INDIANAPOLIS - Former Oklahoma star quarterback Kyler Murray already has exceeded expectations at the 2019 NFL Scouting Combine, measuring a bit over 5-feet-10 and weighing 207 pounds on Thursday morning.
Murray officially was listed at 5-10 at Oklahoma, but most expected him to come in slightly below that. Instead, he measured an eighth of an inch over 5-10. Likewise, his weight of 207 was 12 pounds over his listed weight with the Sooners, easing concerns about his frame being too slight to hold up to the punishment of the NFL.
Another worry was addressed when Murray’s hands measured at 9 1/2 inches, right around average among starting NFL quarterbacks. Many teams — especially those that play in cold weather — consider nine-inch hands or smaller to be an issue when it comes to ball security.
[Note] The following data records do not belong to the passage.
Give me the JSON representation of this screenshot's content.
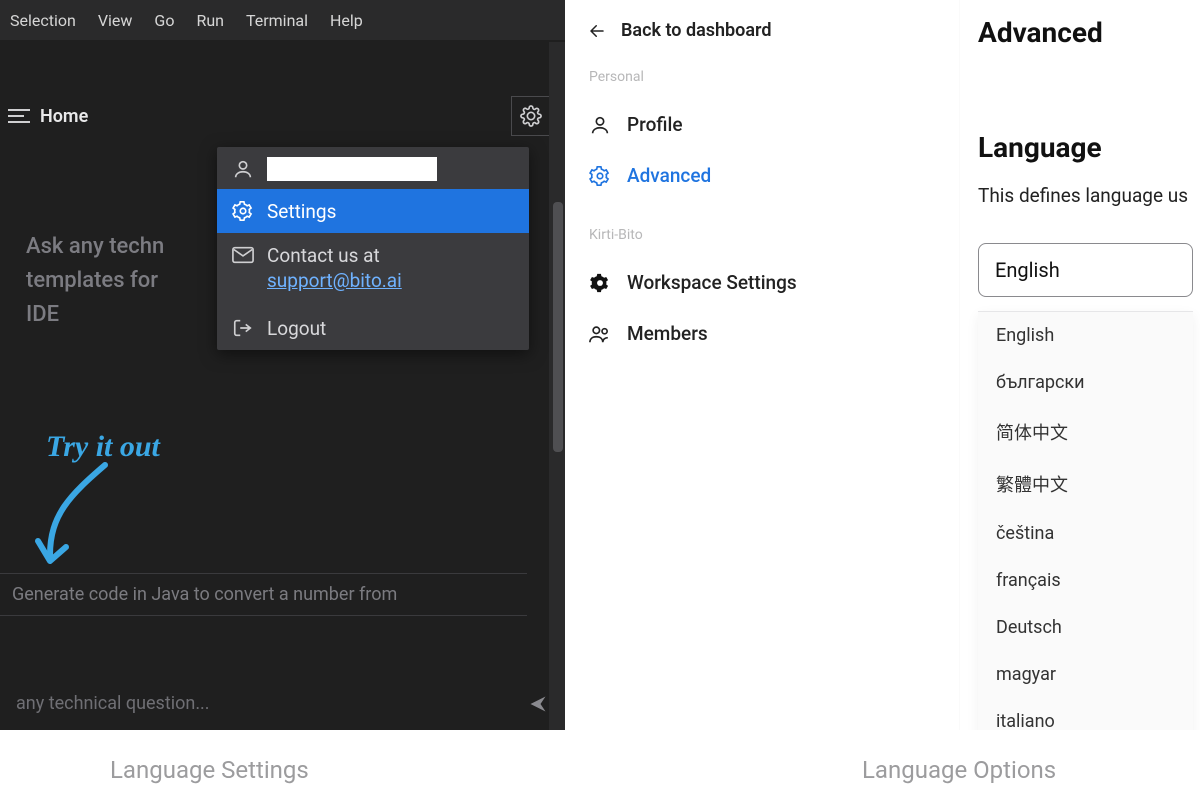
{
  "ide": {
    "menubar": [
      "Selection",
      "View",
      "Go",
      "Run",
      "Terminal",
      "Help"
    ],
    "home_label": "Home",
    "hero": [
      "Ask any techn",
      "templates for",
      "IDE"
    ],
    "try_it": "Try it out",
    "suggestion": "Generate code in Java to convert a number from",
    "ask_placeholder": "any technical question...",
    "dropdown": {
      "settings": "Settings",
      "contact_label": "Contact us at",
      "contact_email": "support@bito.ai",
      "logout": "Logout"
    }
  },
  "settings": {
    "back": "Back to dashboard",
    "sections": {
      "personal": "Personal",
      "workspace": "Kirti-Bito"
    },
    "nav": {
      "profile": "Profile",
      "advanced": "Advanced",
      "workspace_settings": "Workspace Settings",
      "members": "Members"
    },
    "title": "Advanced",
    "section_heading": "Language",
    "section_desc": "This defines language us",
    "selected": "English",
    "options": [
      "English",
      "български",
      "简体中文",
      "繁體中文",
      "čeština",
      "français",
      "Deutsch",
      "magyar",
      "italiano"
    ]
  },
  "captions": {
    "left": "Language Settings",
    "right": "Language Options"
  }
}
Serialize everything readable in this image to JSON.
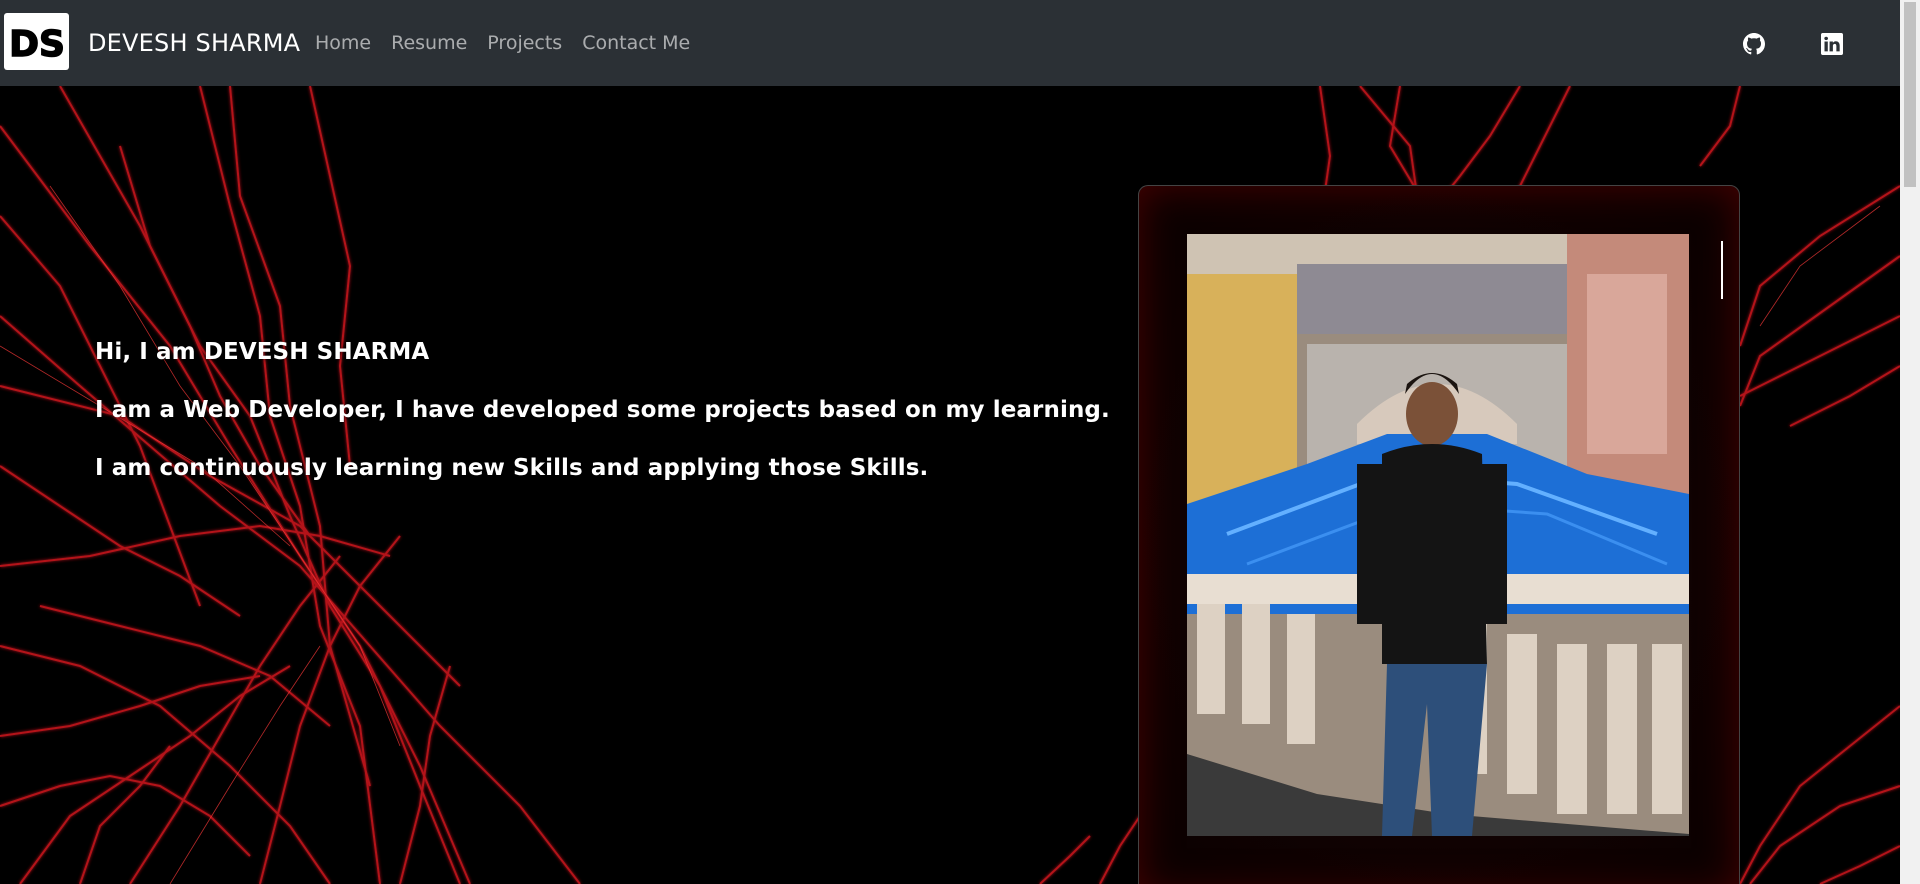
{
  "navbar": {
    "brand_logo_text": "DS",
    "brand_name": "DEVESH SHARMA",
    "links": [
      {
        "label": "Home"
      },
      {
        "label": "Resume"
      },
      {
        "label": "Projects"
      },
      {
        "label": "Contact Me"
      }
    ],
    "icons": [
      "github-icon",
      "linkedin-icon"
    ]
  },
  "hero": {
    "lines": [
      "Hi, I am DEVESH SHARMA",
      "I am a Web Developer, I have developed some projects based on my learning.",
      "I am continuously learning new Skills and applying those Skills."
    ]
  },
  "colors": {
    "navbar_bg": "#2b3035",
    "page_bg": "#000000",
    "accent_red": "#c8141e",
    "text": "#ffffff",
    "nav_link": "rgba(255,255,255,0.6)"
  }
}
While Murray’s measurements were positive, some might not have had concerns about the undersized Heisman Trophy winner, anyway.
“I don’t know what the physical concerns are,” Oakland Raiders head coach Jon Gruden said Thursday, shortly before Murray’s measurements came out. “You talking about the height? I think that’s been proven to not be as much of a factor as maybe it was years ago. If you ask Russell Wilson, or (Drew) Brees or the kid in Cleveland (Baker Mayfield), I don’t know that it’s a true impact on the position or the performance.”
Denver Broncos general manager John Elway had a similar refrain Wednesday, though he suggested teams that operate more often under center might be less inclined to draft a shorter quarterback.
“Obviously, the size is always the question, but we’ve seen guys that have had success in the league that are not necessarily the prototypes as far as when it comes to height,” Elway said. “He’s got the ability to be a great player.
“I will say this, having played the position — if you’re shorter and in shotgun, you can see the field much better. If you are playing in shotgun every down, the height to me doesn’t have nearly the impact as it would coming out underneath.”
According to Elias, only five quarterbacks listed at 5-10 or under have attempted a pass in the NFL since 1960, with the last being Doug Flutie in 2005.
Meanwhile, NFL Network reported Thursday that Murray has told teams in meetings that he does not plan to throw when the quarterbacks take the field for workouts on Saturday.
The report added that Murray’s plans could change, but he currently doesn’t intend to do much. A later NFL Network report said Murray isn’t expected to do any on-field workouts at the combine, including the 40-yard dash. Instead, he plans to wait for his March 13 pro day.
If he were to run the 40-yard dash, Murray would be expected to challenge for the fastest time of any prospect in Indianapolis.
—By David DeChant, Field Level Media